───── Dataset entries

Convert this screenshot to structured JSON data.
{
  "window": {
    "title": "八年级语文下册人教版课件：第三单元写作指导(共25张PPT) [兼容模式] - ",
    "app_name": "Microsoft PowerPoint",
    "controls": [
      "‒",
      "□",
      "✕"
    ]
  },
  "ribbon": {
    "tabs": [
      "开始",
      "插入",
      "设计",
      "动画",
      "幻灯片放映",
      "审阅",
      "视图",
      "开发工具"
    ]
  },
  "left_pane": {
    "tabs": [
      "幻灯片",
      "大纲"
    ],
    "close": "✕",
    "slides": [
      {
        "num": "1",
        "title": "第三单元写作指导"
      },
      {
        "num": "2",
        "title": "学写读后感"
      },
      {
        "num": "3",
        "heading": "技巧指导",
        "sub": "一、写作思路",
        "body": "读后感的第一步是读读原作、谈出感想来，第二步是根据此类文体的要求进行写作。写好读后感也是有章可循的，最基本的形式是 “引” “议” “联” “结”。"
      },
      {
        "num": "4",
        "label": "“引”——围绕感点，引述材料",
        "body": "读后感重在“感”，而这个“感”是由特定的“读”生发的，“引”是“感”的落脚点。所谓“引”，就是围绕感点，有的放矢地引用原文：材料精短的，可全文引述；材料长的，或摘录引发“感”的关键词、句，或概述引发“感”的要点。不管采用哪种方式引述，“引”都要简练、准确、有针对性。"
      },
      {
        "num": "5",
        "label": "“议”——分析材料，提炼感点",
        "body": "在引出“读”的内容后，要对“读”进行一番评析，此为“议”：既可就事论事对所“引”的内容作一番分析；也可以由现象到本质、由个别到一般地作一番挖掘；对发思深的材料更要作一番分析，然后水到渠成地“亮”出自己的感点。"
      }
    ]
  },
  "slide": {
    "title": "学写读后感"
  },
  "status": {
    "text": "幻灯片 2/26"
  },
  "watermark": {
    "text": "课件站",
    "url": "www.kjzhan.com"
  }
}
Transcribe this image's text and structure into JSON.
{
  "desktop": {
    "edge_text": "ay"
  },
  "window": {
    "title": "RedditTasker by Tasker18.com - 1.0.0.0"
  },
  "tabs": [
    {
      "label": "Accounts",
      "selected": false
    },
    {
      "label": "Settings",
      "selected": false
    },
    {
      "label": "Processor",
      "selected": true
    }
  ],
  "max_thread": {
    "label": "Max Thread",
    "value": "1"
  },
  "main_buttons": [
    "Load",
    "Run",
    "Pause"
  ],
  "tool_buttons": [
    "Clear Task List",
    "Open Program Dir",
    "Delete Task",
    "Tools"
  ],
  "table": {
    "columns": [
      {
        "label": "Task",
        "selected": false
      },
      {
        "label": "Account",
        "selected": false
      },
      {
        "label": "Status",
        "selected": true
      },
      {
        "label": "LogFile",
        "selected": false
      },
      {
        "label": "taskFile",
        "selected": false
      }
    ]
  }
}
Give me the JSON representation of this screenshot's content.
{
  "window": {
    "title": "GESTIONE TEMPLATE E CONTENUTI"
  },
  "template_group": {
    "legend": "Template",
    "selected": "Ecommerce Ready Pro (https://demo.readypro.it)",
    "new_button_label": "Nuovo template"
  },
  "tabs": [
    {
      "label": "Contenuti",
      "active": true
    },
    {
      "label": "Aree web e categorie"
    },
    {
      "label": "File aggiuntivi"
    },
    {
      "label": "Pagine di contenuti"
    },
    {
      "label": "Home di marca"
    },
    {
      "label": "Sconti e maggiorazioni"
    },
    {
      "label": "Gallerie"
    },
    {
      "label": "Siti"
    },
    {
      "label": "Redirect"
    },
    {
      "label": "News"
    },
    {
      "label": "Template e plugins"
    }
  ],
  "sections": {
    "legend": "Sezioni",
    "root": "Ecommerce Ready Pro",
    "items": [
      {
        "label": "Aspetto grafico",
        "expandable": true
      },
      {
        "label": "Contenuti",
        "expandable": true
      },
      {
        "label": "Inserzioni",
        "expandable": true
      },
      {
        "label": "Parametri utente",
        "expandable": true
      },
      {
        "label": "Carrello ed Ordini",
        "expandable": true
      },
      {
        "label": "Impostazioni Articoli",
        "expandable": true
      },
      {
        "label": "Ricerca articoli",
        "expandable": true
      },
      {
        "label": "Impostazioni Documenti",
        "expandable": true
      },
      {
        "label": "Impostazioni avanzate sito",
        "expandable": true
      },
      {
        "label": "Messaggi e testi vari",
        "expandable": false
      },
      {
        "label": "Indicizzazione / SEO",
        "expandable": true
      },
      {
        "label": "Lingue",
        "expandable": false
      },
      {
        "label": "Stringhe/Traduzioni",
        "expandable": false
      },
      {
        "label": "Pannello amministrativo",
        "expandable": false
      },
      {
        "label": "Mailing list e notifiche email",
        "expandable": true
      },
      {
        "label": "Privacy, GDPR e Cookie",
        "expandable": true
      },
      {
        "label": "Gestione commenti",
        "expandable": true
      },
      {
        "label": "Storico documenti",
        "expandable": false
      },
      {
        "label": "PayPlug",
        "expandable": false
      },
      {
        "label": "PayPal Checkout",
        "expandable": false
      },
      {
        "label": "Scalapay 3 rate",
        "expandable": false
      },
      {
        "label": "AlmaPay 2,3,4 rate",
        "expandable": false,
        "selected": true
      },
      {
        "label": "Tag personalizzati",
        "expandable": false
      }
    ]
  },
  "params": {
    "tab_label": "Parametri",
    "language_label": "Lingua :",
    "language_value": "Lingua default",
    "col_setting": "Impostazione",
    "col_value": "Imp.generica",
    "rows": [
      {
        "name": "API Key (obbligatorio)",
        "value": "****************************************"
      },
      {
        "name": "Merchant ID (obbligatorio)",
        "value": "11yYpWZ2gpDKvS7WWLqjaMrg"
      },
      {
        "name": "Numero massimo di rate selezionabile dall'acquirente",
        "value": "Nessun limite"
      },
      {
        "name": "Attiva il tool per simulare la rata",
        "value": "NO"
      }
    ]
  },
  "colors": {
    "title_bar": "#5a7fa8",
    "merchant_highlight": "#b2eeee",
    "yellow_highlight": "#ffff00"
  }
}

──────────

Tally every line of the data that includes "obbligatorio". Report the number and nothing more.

Result: 2